PORTLAND, Ore. In order for hydrogen-powered automobiles to succeed, the fuel needs to be pumped into tanks as easily as gasoline--and without the threat of Hindenburg-like disasters.
Sandia National Laboratories recently suggested an alternative technology for synthesizing carbon-based fuels so that the current U.S. fuel distribution system can be used. Now, Ford Motor Co. has emerged with an autocatalytic reaction scheme involving three hydrides that could someday enable hydrogen to be pumped into tanks as easily as gasoline.
The technique, called a ternary-hydride autocatalytic reaction, stores hydrogen in a solid semi-metal--a compound of magnesium, lithium and hydrogen--that can quickly be absorbed and released. Others have already suggested using metal hydrides for hydrogen storage since the reaction is well-known and reversible. Until now, the temperatures and pressures required to release the hydrogen were too high to be feasible.
The trick to achieving low-temperature and pressure reactions, discovered by a Ford research team led by Jun Yang, in cooperation with researchers at the University of California-Los Angeles, is to combine three different semi-metals--lithium amide, lithium borohydride, and magnesium hydride. By mixing the ternary hydride in the ration of 2:1:1, the researchers demonstrated the release of hydrogen at 302 degrees F at pressures low enough to make it feasible for use in automobiles.
The autocatalytic reaction mechanism was shown to be fast enough to enable hydrogen to be pumped into an automobile's "solid" tank at speeds comparable to gasoline being pumped into today's liquid tanks. Also, no undesirable byproducts such as ammonia were released. Such byproducts are common when hydrogen is used with one or two hydrides.

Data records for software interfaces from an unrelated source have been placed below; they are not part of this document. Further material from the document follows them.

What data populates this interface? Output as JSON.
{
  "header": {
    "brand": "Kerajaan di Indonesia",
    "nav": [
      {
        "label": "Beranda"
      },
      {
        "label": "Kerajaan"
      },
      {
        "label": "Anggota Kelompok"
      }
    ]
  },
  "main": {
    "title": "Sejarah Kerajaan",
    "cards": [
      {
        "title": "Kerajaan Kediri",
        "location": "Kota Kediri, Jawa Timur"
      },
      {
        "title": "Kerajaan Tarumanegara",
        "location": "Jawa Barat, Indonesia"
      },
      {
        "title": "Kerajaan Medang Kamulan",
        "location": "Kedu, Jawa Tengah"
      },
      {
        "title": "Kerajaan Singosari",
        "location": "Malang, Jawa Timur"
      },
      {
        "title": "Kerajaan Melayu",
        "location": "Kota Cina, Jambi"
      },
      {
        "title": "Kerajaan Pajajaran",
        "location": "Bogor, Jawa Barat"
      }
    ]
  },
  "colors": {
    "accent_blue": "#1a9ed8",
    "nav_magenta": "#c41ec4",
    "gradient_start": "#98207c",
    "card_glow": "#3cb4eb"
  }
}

The ternary hydrides enabled relatively low-temperature and low-pressure absorption as well as release of hydrogen by virtue of an autocatalytic reaction that begins like a single hydride reaction. It was then successively taken up by two other semi-metals to speed the sequence without excess heat or pressure. The process also eliminated the byproducts normally associated with the storage of hydrogen in a metal hydride, the Ford researchers claimed.